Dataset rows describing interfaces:
· · ·

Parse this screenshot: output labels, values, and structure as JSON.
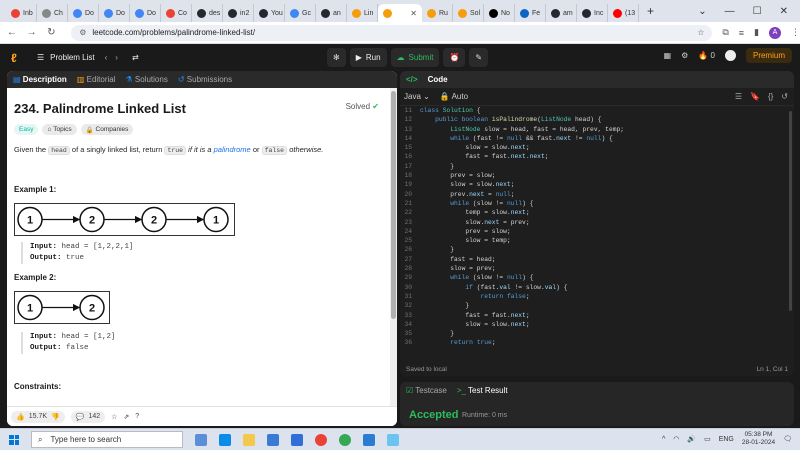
{
  "browser": {
    "tabs": [
      {
        "label": "Inb",
        "color": "#ea4335"
      },
      {
        "label": "Ch",
        "color": "#888888"
      },
      {
        "label": "Do",
        "color": "#4285f4"
      },
      {
        "label": "Do",
        "color": "#4285f4"
      },
      {
        "label": "Do",
        "color": "#4285f4"
      },
      {
        "label": "Co",
        "color": "#ea4335"
      },
      {
        "label": "des",
        "color": "#24292f"
      },
      {
        "label": "in2",
        "color": "#24292f"
      },
      {
        "label": "You",
        "color": "#24292f"
      },
      {
        "label": "Gc",
        "color": "#4285f4"
      },
      {
        "label": "an",
        "color": "#24292f"
      },
      {
        "label": "Lin",
        "color": "#f59e0b"
      },
      {
        "label": "",
        "color": "#f59e0b",
        "active": true
      },
      {
        "label": "Ru",
        "color": "#f59e0b"
      },
      {
        "label": "Sol",
        "color": "#f59e0b"
      },
      {
        "label": "No",
        "color": "#000000"
      },
      {
        "label": "Fe",
        "color": "#0a66c2"
      },
      {
        "label": "am",
        "color": "#24292f"
      },
      {
        "label": "Inc",
        "color": "#24292f"
      },
      {
        "label": "(13",
        "color": "#ff0000"
      }
    ],
    "url": "leetcode.com/problems/palindrome-linked-list/",
    "profile_initial": "A"
  },
  "nav": {
    "problem_list": "Problem List",
    "run": "Run",
    "submit": "Submit",
    "streak": "0",
    "premium": "Premium"
  },
  "left": {
    "tabs": {
      "description": "Description",
      "editorial": "Editorial",
      "solutions": "Solutions",
      "submissions": "Submissions"
    },
    "title": "234. Palindrome Linked List",
    "solved": "Solved",
    "badges": {
      "difficulty": "Easy",
      "topics": "Topics",
      "companies": "Companies"
    },
    "intro": {
      "p1": "Given the",
      "code1": "head",
      "p2": "of a singly linked list, return",
      "code2": "true",
      "p3": "if it is a",
      "link": "palindrome",
      "p4": "or",
      "code3": "false",
      "p5": "otherwise."
    },
    "example1": {
      "heading": "Example 1:",
      "nodes": [
        "1",
        "2",
        "2",
        "1"
      ],
      "input_label": "Input:",
      "input": "head = [1,2,2,1]",
      "output_label": "Output:",
      "output": "true"
    },
    "example2": {
      "heading": "Example 2:",
      "nodes": [
        "1",
        "2"
      ],
      "input_label": "Input:",
      "input": "head = [1,2]",
      "output_label": "Output:",
      "output": "false"
    },
    "constraints": "Constraints:",
    "footer": {
      "likes": "15.7K",
      "comments": "142"
    }
  },
  "right": {
    "title": "Code",
    "language": "Java",
    "mode": "Auto",
    "saved": "Saved to local",
    "cursor": "Ln 1, Col 1",
    "code_lines": [
      {
        "n": "11",
        "t": "class Solution {"
      },
      {
        "n": "12",
        "t": "    public boolean isPalindrome(ListNode head) {"
      },
      {
        "n": "13",
        "t": "        ListNode slow = head, fast = head, prev, temp;"
      },
      {
        "n": "14",
        "t": "        while (fast != null && fast.next != null) {"
      },
      {
        "n": "15",
        "t": "            slow = slow.next;"
      },
      {
        "n": "16",
        "t": "            fast = fast.next.next;"
      },
      {
        "n": "17",
        "t": "        }"
      },
      {
        "n": "18",
        "t": "        prev = slow;"
      },
      {
        "n": "19",
        "t": "        slow = slow.next;"
      },
      {
        "n": "20",
        "t": "        prev.next = null;"
      },
      {
        "n": "21",
        "t": "        while (slow != null) {"
      },
      {
        "n": "22",
        "t": "            temp = slow.next;"
      },
      {
        "n": "23",
        "t": "            slow.next = prev;"
      },
      {
        "n": "24",
        "t": "            prev = slow;"
      },
      {
        "n": "25",
        "t": "            slow = temp;"
      },
      {
        "n": "26",
        "t": "        }"
      },
      {
        "n": "27",
        "t": "        fast = head;"
      },
      {
        "n": "28",
        "t": "        slow = prev;"
      },
      {
        "n": "29",
        "t": "        while (slow != null) {"
      },
      {
        "n": "30",
        "t": "            if (fast.val != slow.val) {"
      },
      {
        "n": "31",
        "t": "                return false;"
      },
      {
        "n": "32",
        "t": "            }"
      },
      {
        "n": "33",
        "t": "            fast = fast.next;"
      },
      {
        "n": "34",
        "t": "            slow = slow.next;"
      },
      {
        "n": "35",
        "t": "        }"
      },
      {
        "n": "36",
        "t": "        return true;"
      }
    ]
  },
  "test": {
    "testcase": "Testcase",
    "result": "Test Result",
    "status": "Accepted",
    "runtime": "Runtime: 0 ms"
  },
  "taskbar": {
    "search_placeholder": "Type here to search",
    "lang": "ENG",
    "time": "05:38 PM",
    "date": "28-01-2024"
  }
}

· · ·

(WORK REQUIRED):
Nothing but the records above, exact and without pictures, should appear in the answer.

(EXERCISE RESULT):
Parse this screenshot: output labels, values, and structure as JSON.
{
  "browser": {
    "tabs": [
      {
        "label": "Inb",
        "color": "#ea4335"
      },
      {
        "label": "Ch",
        "color": "#888888"
      },
      {
        "label": "Do",
        "color": "#4285f4"
      },
      {
        "label": "Do",
        "color": "#4285f4"
      },
      {
        "label": "Do",
        "color": "#4285f4"
      },
      {
        "label": "Co",
        "color": "#ea4335"
      },
      {
        "label": "des",
        "color": "#24292f"
      },
      {
        "label": "in2",
        "color": "#24292f"
      },
      {
        "label": "You",
        "color": "#24292f"
      },
      {
        "label": "Gc",
        "color": "#4285f4"
      },
      {
        "label": "an",
        "color": "#24292f"
      },
      {
        "label": "Lin",
        "color": "#f59e0b"
      },
      {
        "label": "",
        "color": "#f59e0b",
        "active": true
      },
      {
        "label": "Ru",
        "color": "#f59e0b"
      },
      {
        "label": "Sol",
        "color": "#f59e0b"
      },
      {
        "label": "No",
        "color": "#000000"
      },
      {
        "label": "Fe",
        "color": "#0a66c2"
      },
      {
        "label": "am",
        "color": "#24292f"
      },
      {
        "label": "Inc",
        "color": "#24292f"
      },
      {
        "label": "(13",
        "color": "#ff0000"
      }
    ],
    "url": "leetcode.com/problems/palindrome-linked-list/",
    "profile_initial": "A"
  },
  "nav": {
    "problem_list": "Problem List",
    "run": "Run",
    "submit": "Submit",
    "streak": "0",
    "premium": "Premium"
  },
  "left": {
    "tabs": {
      "description": "Description",
      "editorial": "Editorial",
      "solutions": "Solutions",
      "submissions": "Submissions"
    },
    "title": "234. Palindrome Linked List",
    "solved": "Solved",
    "badges": {
      "difficulty": "Easy",
      "topics": "Topics",
      "companies": "Companies"
    },
    "intro": {
      "p1": "Given the",
      "code1": "head",
      "p2": "of a singly linked list, return",
      "code2": "true",
      "p3": "if it is a",
      "link": "palindrome",
      "p4": "or",
      "code3": "false",
      "p5": "otherwise."
    },
    "example1": {
      "heading": "Example 1:",
      "nodes": [
        "1",
        "2",
        "2",
        "1"
      ],
      "input_label": "Input:",
      "input": "head = [1,2,2,1]",
      "output_label": "Output:",
      "output": "true"
    },
    "example2": {
      "heading": "Example 2:",
      "nodes": [
        "1",
        "2"
      ],
      "input_label": "Input:",
      "input": "head = [1,2]",
      "output_label": "Output:",
      "output": "false"
    },
    "constraints": "Constraints:",
    "footer": {
      "likes": "15.7K",
      "comments": "142"
    }
  },
  "right": {
    "title": "Code",
    "language": "Java",
    "mode": "Auto",
    "saved": "Saved to local",
    "cursor": "Ln 1, Col 1",
    "code_lines": [
      {
        "n": "11",
        "t": "class Solution {"
      },
      {
        "n": "12",
        "t": "    public boolean isPalindrome(ListNode head) {"
      },
      {
        "n": "13",
        "t": "        ListNode slow = head, fast = head, prev, temp;"
      },
      {
        "n": "14",
        "t": "        while (fast != null && fast.next != null) {"
      },
      {
        "n": "15",
        "t": "            slow = slow.next;"
      },
      {
        "n": "16",
        "t": "            fast = fast.next.next;"
      },
      {
        "n": "17",
        "t": "        }"
      },
      {
        "n": "18",
        "t": "        prev = slow;"
      },
      {
        "n": "19",
        "t": "        slow = slow.next;"
      },
      {
        "n": "20",
        "t": "        prev.next = null;"
      },
      {
        "n": "21",
        "t": "        while (slow != null) {"
      },
      {
        "n": "22",
        "t": "            temp = slow.next;"
      },
      {
        "n": "23",
        "t": "            slow.next = prev;"
      },
      {
        "n": "24",
        "t": "            prev = slow;"
      },
      {
        "n": "25",
        "t": "            slow = temp;"
      },
      {
        "n": "26",
        "t": "        }"
      },
      {
        "n": "27",
        "t": "        fast = head;"
      },
      {
        "n": "28",
        "t": "        slow = prev;"
      },
      {
        "n": "29",
        "t": "        while (slow != null) {"
      },
      {
        "n": "30",
        "t": "            if (fast.val != slow.val) {"
      },
      {
        "n": "31",
        "t": "                return false;"
      },
      {
        "n": "32",
        "t": "            }"
      },
      {
        "n": "33",
        "t": "            fast = fast.next;"
      },
      {
        "n": "34",
        "t": "            slow = slow.next;"
      },
      {
        "n": "35",
        "t": "        }"
      },
      {
        "n": "36",
        "t": "        return true;"
      }
    ]
  },
  "test": {
    "testcase": "Testcase",
    "result": "Test Result",
    "status": "Accepted",
    "runtime": "Runtime: 0 ms"
  },
  "taskbar": {
    "search_placeholder": "Type here to search",
    "lang": "ENG",
    "time": "05:38 PM",
    "date": "28-01-2024"
  }
}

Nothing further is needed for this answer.